Each bedroom benefits from extensive built-in wardrobes, with the guest bedroom next to the family bathroom, with its fresh white and blue Porcelanosa tiling and rolltop bath. Melissa and Belinda’s bedrooms share a Jack-and-Jill en suite. A galleried landing overlooks the kitchen, with the family TV room in clear view of the cooking zone. A large study – originally intended as a fifth bedroom – is open plan at the opposite end of the gallery. Meanwhile, the master bedroom suite – housed in the old chicken loft – consists of a large bedroom with dressing room and exquisite en suite with tumbled marble tiling and large rain shower. Both upstairs and downstairs benefit from underfloor heating. “The house was designed for family function,” says Fiona. “I wanted the kitchen to be the heart of the home.

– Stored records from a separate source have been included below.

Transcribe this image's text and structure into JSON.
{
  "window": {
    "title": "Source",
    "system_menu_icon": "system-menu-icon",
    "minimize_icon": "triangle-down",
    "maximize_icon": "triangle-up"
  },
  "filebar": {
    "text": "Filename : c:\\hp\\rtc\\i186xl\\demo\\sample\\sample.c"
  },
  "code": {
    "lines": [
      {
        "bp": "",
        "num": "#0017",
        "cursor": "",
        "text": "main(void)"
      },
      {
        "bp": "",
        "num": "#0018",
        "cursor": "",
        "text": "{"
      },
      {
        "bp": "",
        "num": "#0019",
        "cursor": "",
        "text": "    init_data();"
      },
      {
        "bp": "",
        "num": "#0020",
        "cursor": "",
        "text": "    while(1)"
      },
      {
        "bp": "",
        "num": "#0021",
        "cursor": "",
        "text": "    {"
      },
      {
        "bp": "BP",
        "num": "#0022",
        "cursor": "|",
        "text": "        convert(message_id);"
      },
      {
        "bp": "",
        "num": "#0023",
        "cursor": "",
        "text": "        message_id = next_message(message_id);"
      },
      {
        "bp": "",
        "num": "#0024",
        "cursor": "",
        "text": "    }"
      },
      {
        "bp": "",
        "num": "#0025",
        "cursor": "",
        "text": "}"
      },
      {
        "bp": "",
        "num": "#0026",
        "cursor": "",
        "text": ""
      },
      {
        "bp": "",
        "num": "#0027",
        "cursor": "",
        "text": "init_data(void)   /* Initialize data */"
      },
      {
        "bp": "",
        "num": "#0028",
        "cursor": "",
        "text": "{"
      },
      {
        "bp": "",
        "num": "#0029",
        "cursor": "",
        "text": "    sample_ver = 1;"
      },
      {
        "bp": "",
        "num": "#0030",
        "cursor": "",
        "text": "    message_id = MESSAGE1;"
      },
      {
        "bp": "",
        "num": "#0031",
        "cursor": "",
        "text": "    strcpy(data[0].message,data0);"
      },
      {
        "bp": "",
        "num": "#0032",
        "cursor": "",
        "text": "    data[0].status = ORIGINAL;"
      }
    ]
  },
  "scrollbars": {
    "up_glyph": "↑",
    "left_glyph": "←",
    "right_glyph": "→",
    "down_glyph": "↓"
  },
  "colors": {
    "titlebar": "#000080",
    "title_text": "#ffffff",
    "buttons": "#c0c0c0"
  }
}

“When cooking, if the kids were doing homework or upstairs playing or watching TV in the family room, then I could see them. I wanted the kitchen to be pretty enough for it to also be a dining room so Allan Hume Cabinetmakers in Glasgow made the oak units for me. It took ten men to carry the granite for the island into the house as it was so heavy. I wanted the kitchen ceiling to be full height – I felt quite strongly about that. I wanted it all open, with space.”
The attention to detail is commendable, from the hand-carved exposed wooden beams throughout, to the window seats cut into the old stone walls, the living room fireplace built from hand-made Yorkshire bricks, and Fiona’s must-have Saltires crafted on every door, including the wardrobe and meter doors.

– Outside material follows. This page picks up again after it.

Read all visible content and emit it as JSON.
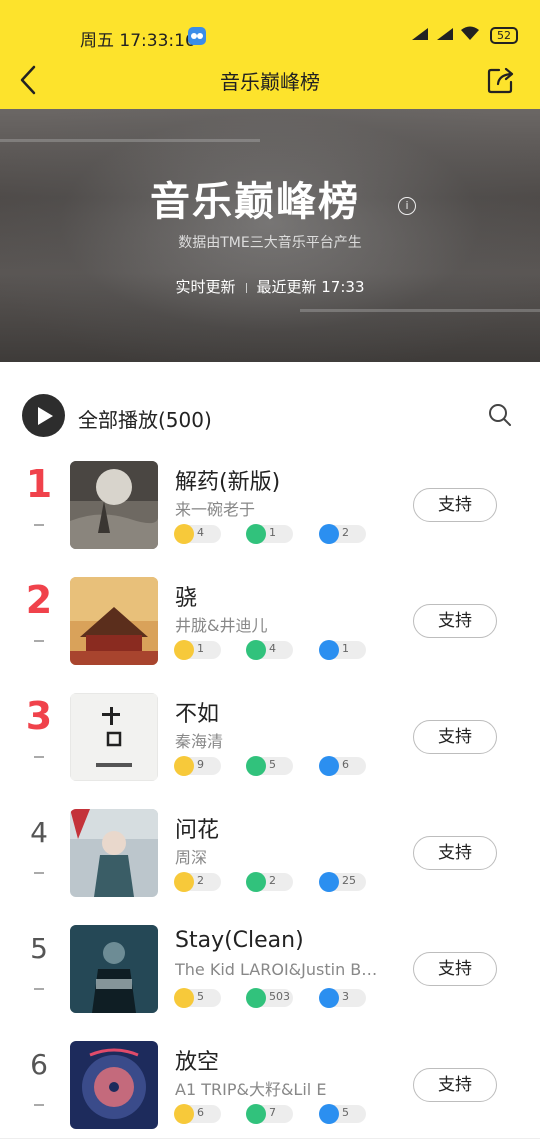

Throughout the house, Fiona’s interior design hand is found in abundance with lots of natural colours and materials complementing the rustic country nature of the building – brown leather sofas in the family room, heritage upholstered footstools and window seats, the pippy oak dining table, soft gold covered sofas in the living room, and antique dressing tables in the bedrooms.
While the three quarter-acre garden, with a stream and its own wood, has planning permission for a car port with studio above, Duncan and Fiona have decided to sell the Old Granary. All four children have flown the nest and the couple hope to move to Yorkshire to be closer to Duncan’s work.

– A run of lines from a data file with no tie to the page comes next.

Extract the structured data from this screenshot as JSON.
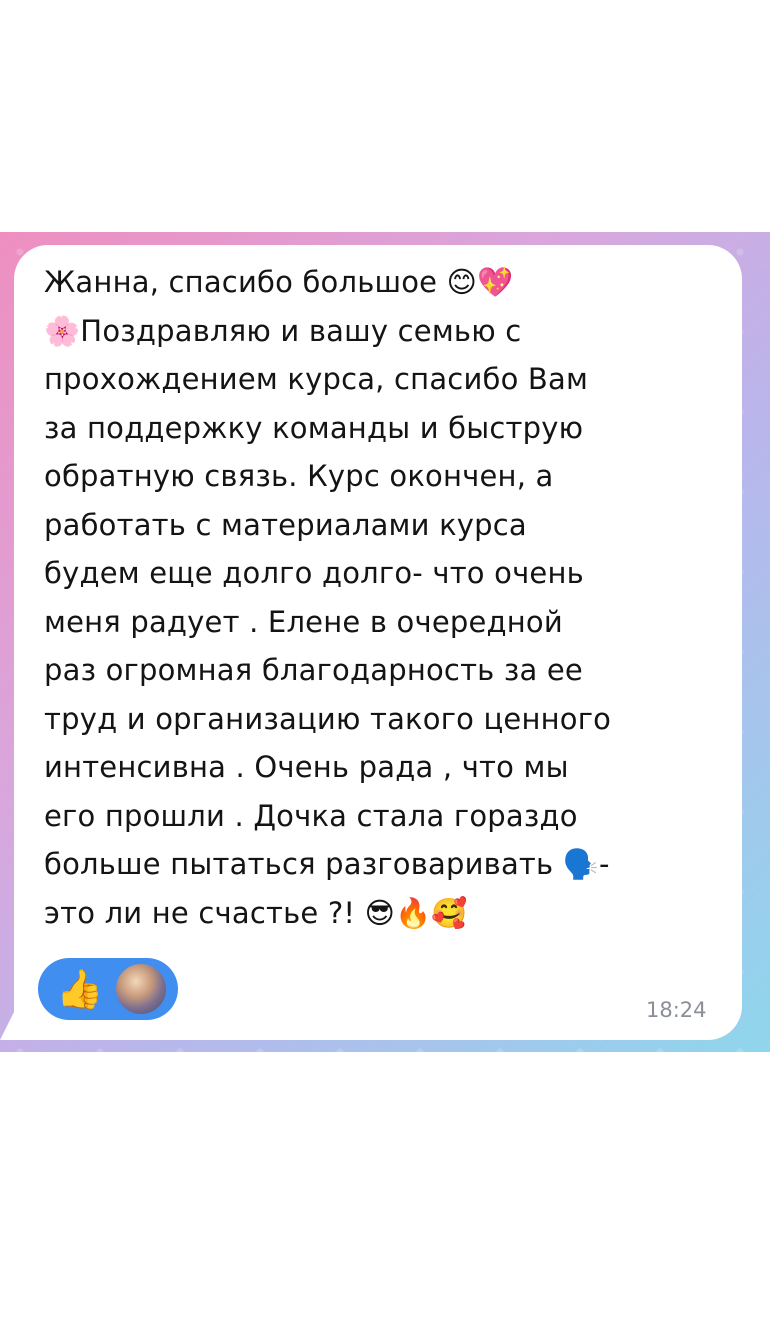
{
  "colors": {
    "bubble": "#ffffff",
    "reaction_pill": "#3f8ef0",
    "timestamp": "#8a8f96",
    "text": "#141414"
  },
  "message": {
    "lines": [
      "Жанна, спасибо большое 😊💖",
      "🌸Поздравляю и вашу семью с",
      "прохождением курса, спасибо Вам",
      "за поддержку  команды и быструю",
      "обратную связь. Курс окончен, а",
      "работать с материалами курса",
      "будем еще долго долго- что очень",
      "меня радует . Елене в очередной",
      "раз огромная благодарность за ее",
      "труд и организацию такого ценного",
      "интенсивна . Очень рада , что мы",
      "его прошли . Дочка стала гораздо",
      "больше пытаться разговаривать 🗣️-",
      "это ли не счастье ?! 😎🔥🥰"
    ],
    "time": "18:24"
  },
  "reaction": {
    "emoji": "👍",
    "icon": "thumbs-up-icon",
    "avatar": "user-avatar"
  }
}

However, they leave the Old Granary with heavy heart.
“I will miss the privacy here and the space,” concedes Fiona. “It is country living at its best as we have all the benefits of country life but are ten minutes from Kilmarnock and 25 minutes from Glasgow.”
Duncan adds: “I will miss the space and being on the west coast as I enjoy sailing. Wherever we go next will definitely be a compromise.”
• The Old Granary, by Symington, is for sale at offers over £550,000 through CKD Galbraith
(01292 268 181, www.ckdgalbraith.co.uk)